She is a queen of Lyrnessus when Achilles captures the city and kills her family. She becomes a trophy and she needs to forget instantly about her previous life and be a slave in Achilles hut.
‘Yes, I watched him. Every waking minute - and there weren’t many minutes I allowed myself to sleep in his presence. It’s strange, but just then, when I said ‘I watched him’ I very nearly added ‘like a hawk’ because that’s what people say, isn’t it? That’s how you describe an intent, unblinking stare. But it was nothing like that. Achilles was the hawk. I was his slave to do what he liked with; I was completely in his power. If he’d woken up on moving and decided to beat me to death, nobody would intervene. Oh, I watched him all right, I watch him like a mouse.’
Briseis takes part in the life of thousands of woman who becomes slaves, she shares their daily life struggles, where they are treated as objects, not person but also she can observe the relationship between Achilles and Patroclus, who was very kind to her as they shared similar experience of being on duty of the greatest warrior.
She also stands between Achilles and Agamemnon, they greed and their pride. When Agamemnon demands Briseis for himself, Achilles refuses to fight in protest, and the Greeks begin to lose with Trojans.
When Patroclus dies, Achilles blames Briseis for his death, he wishes she died in Lyrnessus, she was a thing and things do not matter.

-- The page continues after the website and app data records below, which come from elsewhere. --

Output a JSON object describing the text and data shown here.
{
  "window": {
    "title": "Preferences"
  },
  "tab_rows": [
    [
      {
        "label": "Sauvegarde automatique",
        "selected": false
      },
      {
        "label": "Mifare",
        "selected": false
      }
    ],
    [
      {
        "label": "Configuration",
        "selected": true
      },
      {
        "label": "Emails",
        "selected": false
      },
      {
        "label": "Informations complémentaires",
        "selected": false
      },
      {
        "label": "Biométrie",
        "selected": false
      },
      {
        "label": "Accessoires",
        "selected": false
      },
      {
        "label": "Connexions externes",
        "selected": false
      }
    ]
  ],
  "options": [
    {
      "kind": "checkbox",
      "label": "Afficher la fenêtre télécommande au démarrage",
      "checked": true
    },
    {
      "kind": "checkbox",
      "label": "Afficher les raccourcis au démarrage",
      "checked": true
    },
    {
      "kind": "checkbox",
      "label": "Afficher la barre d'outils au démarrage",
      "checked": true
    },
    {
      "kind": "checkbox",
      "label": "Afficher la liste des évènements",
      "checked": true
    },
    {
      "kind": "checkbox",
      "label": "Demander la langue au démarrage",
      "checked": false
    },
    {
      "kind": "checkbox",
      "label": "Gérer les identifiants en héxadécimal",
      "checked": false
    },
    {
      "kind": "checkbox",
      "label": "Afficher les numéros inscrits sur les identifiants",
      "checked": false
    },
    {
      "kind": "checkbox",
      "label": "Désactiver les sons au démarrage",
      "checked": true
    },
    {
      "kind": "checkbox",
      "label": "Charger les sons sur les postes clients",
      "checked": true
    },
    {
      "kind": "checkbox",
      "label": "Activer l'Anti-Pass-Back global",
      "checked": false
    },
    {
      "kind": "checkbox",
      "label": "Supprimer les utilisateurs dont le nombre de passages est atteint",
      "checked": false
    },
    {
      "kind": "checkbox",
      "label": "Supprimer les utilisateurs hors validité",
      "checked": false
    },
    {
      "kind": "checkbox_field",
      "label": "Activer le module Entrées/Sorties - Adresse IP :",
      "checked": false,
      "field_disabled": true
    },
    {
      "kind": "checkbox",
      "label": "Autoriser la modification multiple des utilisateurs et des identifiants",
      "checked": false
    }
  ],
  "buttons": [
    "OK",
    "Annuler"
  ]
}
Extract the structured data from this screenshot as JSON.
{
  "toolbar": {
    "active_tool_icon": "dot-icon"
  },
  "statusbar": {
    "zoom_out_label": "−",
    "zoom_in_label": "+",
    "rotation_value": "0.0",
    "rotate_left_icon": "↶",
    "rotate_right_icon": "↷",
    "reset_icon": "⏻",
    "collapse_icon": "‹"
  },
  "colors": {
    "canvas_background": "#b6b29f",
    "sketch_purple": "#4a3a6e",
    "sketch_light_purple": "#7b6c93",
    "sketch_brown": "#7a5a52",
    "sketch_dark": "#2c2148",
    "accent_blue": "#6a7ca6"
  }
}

“I was no longer the outward and visible sign of Agamemnon’s power and Achilles’ humiliation. No, I’d become something altogether more sinister: I was the girl who’d caused the quarrel. Oh, yes, I’d caused it – in much the same way, I suppose, as a bone is responsible for a dogfight.”
We know everything that we can about the Trojan War but in The Silence of the Girls, we can hear the voice of the women’s most brutal experiences. Thanks to Briseis we have a chance to get insides of war camp, a war which lasted 10 years and took many, many lives of men and changed even more women’s fates.
The Silence of the Girls
Date published: 2018
Publisher: Doubleday Books
Genre: Fiction, Historical Fiction
Reviewer: Monika Barrera
Review rating: 4/5